Dataset records
———
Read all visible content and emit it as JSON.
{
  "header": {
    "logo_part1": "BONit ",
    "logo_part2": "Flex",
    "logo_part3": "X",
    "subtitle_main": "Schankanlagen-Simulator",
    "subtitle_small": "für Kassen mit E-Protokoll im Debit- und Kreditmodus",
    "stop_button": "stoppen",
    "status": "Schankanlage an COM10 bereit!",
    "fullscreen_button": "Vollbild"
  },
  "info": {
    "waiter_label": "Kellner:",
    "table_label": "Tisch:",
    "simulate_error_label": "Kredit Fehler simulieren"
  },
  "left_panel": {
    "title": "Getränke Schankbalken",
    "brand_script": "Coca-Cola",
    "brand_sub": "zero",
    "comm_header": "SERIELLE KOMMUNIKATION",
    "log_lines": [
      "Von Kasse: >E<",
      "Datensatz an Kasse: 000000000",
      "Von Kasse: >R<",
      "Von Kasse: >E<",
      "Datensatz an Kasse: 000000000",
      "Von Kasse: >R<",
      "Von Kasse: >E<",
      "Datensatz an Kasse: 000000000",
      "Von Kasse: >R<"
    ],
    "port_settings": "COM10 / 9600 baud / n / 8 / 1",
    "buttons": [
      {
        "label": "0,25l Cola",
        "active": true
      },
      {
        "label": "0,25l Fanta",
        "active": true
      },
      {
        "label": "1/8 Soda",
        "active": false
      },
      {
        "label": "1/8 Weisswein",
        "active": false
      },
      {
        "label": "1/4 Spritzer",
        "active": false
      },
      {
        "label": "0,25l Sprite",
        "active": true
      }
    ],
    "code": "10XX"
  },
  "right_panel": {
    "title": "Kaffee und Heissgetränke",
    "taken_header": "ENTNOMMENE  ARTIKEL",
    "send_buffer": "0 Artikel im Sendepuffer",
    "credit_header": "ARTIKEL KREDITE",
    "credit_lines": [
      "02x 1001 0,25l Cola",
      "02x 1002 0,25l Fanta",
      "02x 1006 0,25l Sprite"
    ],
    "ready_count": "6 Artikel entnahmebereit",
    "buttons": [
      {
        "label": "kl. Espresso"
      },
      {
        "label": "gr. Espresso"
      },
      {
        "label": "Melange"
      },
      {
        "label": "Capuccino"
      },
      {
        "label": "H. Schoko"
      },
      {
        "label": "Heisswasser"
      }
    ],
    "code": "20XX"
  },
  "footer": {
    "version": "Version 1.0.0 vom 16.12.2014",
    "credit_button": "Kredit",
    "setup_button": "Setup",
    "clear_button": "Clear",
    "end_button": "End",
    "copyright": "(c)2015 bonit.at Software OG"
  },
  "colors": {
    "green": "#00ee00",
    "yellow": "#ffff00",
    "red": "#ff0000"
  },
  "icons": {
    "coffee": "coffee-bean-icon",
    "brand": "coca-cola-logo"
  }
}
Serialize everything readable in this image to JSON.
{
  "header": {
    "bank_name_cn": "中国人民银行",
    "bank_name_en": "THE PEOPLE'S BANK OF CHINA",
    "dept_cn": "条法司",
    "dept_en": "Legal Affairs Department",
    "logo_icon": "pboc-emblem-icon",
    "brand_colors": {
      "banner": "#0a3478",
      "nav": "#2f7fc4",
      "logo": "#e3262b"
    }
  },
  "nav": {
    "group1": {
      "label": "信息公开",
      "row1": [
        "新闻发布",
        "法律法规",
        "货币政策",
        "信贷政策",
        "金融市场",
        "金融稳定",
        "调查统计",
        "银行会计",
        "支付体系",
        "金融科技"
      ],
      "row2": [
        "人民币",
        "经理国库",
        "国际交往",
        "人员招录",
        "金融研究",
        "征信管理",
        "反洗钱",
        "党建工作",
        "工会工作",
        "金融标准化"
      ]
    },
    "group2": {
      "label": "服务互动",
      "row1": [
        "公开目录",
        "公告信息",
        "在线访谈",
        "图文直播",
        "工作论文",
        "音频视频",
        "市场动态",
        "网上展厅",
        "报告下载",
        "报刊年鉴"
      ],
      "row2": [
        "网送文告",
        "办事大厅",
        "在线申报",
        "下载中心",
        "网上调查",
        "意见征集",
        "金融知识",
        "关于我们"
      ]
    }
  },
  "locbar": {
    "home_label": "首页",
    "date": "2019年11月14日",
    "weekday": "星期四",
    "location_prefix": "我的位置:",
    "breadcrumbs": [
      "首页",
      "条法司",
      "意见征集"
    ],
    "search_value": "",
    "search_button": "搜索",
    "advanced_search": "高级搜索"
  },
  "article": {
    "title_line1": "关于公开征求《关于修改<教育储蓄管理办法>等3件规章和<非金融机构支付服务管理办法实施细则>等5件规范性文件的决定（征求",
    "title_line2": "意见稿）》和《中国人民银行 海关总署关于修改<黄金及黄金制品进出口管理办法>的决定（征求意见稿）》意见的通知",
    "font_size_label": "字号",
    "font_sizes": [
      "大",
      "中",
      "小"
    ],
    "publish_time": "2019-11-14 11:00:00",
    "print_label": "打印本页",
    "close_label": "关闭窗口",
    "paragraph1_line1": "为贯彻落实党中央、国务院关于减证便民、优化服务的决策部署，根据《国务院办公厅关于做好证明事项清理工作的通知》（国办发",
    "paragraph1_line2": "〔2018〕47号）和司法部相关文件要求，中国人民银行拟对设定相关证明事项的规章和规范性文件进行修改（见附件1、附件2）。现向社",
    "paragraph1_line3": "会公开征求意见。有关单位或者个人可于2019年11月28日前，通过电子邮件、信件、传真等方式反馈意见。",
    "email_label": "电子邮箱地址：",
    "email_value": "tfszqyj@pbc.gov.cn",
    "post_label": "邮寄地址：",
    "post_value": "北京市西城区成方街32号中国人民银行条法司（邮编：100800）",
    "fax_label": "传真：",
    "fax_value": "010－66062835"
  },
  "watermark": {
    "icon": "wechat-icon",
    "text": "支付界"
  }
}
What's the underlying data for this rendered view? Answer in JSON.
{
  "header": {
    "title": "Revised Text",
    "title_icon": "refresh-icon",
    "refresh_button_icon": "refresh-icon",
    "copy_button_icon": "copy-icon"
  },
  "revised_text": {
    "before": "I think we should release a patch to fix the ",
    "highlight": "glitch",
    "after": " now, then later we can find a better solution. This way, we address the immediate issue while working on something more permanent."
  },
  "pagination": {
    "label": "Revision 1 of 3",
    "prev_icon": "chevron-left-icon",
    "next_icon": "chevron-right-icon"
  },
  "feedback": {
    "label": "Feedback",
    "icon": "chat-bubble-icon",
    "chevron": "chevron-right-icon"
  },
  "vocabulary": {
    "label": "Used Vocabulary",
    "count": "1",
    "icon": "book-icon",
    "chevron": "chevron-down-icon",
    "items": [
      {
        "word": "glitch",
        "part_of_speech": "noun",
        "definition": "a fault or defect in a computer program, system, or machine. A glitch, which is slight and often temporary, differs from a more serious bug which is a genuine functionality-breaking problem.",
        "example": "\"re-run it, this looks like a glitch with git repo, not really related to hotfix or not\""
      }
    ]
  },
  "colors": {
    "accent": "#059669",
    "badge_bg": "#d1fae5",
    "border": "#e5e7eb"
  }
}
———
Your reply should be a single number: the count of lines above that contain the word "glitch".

## OUTPUT BELOW
4